### What this task involves
Could the data below be copied exactly, minus the pictures?

App and web page records:

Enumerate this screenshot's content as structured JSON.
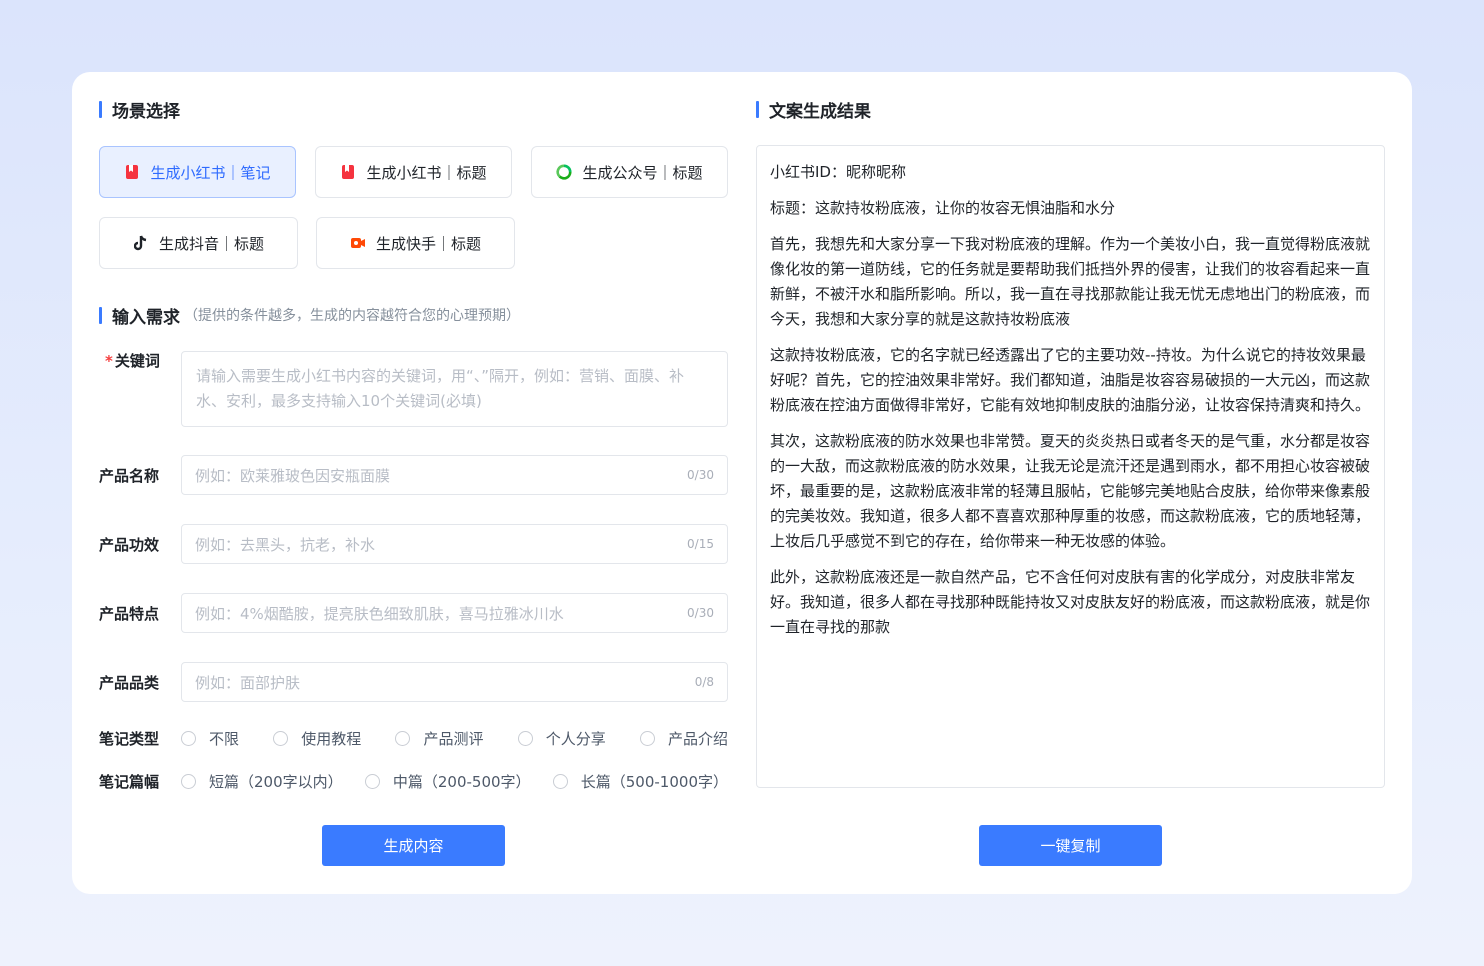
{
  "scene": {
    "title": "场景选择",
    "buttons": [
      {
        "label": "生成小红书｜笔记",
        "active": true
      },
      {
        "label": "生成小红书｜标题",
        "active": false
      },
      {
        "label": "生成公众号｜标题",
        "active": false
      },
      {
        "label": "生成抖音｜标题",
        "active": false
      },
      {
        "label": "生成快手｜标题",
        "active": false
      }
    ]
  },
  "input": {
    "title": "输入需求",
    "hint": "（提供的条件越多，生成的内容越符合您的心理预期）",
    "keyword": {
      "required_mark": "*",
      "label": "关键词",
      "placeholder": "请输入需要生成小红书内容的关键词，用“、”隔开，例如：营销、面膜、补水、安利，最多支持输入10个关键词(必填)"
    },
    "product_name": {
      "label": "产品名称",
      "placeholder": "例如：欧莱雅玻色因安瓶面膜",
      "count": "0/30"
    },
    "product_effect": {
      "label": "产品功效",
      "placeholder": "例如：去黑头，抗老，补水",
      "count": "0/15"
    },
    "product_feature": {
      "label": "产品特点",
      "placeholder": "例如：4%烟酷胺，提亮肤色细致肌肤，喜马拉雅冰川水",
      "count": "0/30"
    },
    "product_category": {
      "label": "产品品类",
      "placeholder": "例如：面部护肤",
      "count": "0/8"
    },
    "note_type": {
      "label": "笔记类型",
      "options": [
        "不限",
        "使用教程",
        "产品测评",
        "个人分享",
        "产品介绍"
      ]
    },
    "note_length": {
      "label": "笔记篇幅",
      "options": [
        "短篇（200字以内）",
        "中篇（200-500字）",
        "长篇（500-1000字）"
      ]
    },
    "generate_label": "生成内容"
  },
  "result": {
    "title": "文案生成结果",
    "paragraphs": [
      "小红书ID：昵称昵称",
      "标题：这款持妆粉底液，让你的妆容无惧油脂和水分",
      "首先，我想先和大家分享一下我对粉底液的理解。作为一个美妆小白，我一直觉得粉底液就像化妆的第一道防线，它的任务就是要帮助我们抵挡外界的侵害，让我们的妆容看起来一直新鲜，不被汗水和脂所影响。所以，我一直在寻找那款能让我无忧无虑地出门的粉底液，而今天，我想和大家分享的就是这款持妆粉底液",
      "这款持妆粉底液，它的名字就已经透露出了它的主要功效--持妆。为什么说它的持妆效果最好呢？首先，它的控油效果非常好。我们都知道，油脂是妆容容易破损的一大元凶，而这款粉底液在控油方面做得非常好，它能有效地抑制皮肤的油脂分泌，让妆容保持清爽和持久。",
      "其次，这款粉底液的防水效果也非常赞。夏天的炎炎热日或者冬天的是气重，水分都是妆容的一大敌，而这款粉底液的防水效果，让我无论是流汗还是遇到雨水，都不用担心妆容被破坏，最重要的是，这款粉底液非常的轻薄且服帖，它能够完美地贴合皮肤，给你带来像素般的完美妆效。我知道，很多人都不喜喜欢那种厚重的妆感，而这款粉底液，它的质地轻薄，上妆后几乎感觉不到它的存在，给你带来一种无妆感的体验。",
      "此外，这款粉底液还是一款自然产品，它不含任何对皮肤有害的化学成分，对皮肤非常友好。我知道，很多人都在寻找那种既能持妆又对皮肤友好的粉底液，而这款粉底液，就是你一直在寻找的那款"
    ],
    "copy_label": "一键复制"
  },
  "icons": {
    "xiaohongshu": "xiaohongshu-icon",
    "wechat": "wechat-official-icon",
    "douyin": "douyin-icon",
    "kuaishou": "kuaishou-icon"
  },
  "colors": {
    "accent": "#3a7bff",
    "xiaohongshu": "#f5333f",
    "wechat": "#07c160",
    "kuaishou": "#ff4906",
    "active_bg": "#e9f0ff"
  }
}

### Your solution
Enumerate this screenshot's content as structured JSON.
{
  "scene": {
    "title": "场景选择",
    "buttons": [
      {
        "label": "生成小红书｜笔记",
        "active": true
      },
      {
        "label": "生成小红书｜标题",
        "active": false
      },
      {
        "label": "生成公众号｜标题",
        "active": false
      },
      {
        "label": "生成抖音｜标题",
        "active": false
      },
      {
        "label": "生成快手｜标题",
        "active": false
      }
    ]
  },
  "input": {
    "title": "输入需求",
    "hint": "（提供的条件越多，生成的内容越符合您的心理预期）",
    "keyword": {
      "required_mark": "*",
      "label": "关键词",
      "placeholder": "请输入需要生成小红书内容的关键词，用“、”隔开，例如：营销、面膜、补水、安利，最多支持输入10个关键词(必填)"
    },
    "product_name": {
      "label": "产品名称",
      "placeholder": "例如：欧莱雅玻色因安瓶面膜",
      "count": "0/30"
    },
    "product_effect": {
      "label": "产品功效",
      "placeholder": "例如：去黑头，抗老，补水",
      "count": "0/15"
    },
    "product_feature": {
      "label": "产品特点",
      "placeholder": "例如：4%烟酷胺，提亮肤色细致肌肤，喜马拉雅冰川水",
      "count": "0/30"
    },
    "product_category": {
      "label": "产品品类",
      "placeholder": "例如：面部护肤",
      "count": "0/8"
    },
    "note_type": {
      "label": "笔记类型",
      "options": [
        "不限",
        "使用教程",
        "产品测评",
        "个人分享",
        "产品介绍"
      ]
    },
    "note_length": {
      "label": "笔记篇幅",
      "options": [
        "短篇（200字以内）",
        "中篇（200-500字）",
        "长篇（500-1000字）"
      ]
    },
    "generate_label": "生成内容"
  },
  "result": {
    "title": "文案生成结果",
    "paragraphs": [
      "小红书ID：昵称昵称",
      "标题：这款持妆粉底液，让你的妆容无惧油脂和水分",
      "首先，我想先和大家分享一下我对粉底液的理解。作为一个美妆小白，我一直觉得粉底液就像化妆的第一道防线，它的任务就是要帮助我们抵挡外界的侵害，让我们的妆容看起来一直新鲜，不被汗水和脂所影响。所以，我一直在寻找那款能让我无忧无虑地出门的粉底液，而今天，我想和大家分享的就是这款持妆粉底液",
      "这款持妆粉底液，它的名字就已经透露出了它的主要功效--持妆。为什么说它的持妆效果最好呢？首先，它的控油效果非常好。我们都知道，油脂是妆容容易破损的一大元凶，而这款粉底液在控油方面做得非常好，它能有效地抑制皮肤的油脂分泌，让妆容保持清爽和持久。",
      "其次，这款粉底液的防水效果也非常赞。夏天的炎炎热日或者冬天的是气重，水分都是妆容的一大敌，而这款粉底液的防水效果，让我无论是流汗还是遇到雨水，都不用担心妆容被破坏，最重要的是，这款粉底液非常的轻薄且服帖，它能够完美地贴合皮肤，给你带来像素般的完美妆效。我知道，很多人都不喜喜欢那种厚重的妆感，而这款粉底液，它的质地轻薄，上妆后几乎感觉不到它的存在，给你带来一种无妆感的体验。",
      "此外，这款粉底液还是一款自然产品，它不含任何对皮肤有害的化学成分，对皮肤非常友好。我知道，很多人都在寻找那种既能持妆又对皮肤友好的粉底液，而这款粉底液，就是你一直在寻找的那款"
    ],
    "copy_label": "一键复制"
  },
  "icons": {
    "xiaohongshu": "xiaohongshu-icon",
    "wechat": "wechat-official-icon",
    "douyin": "douyin-icon",
    "kuaishou": "kuaishou-icon"
  },
  "colors": {
    "accent": "#3a7bff",
    "xiaohongshu": "#f5333f",
    "wechat": "#07c160",
    "kuaishou": "#ff4906",
    "active_bg": "#e9f0ff"
  }
}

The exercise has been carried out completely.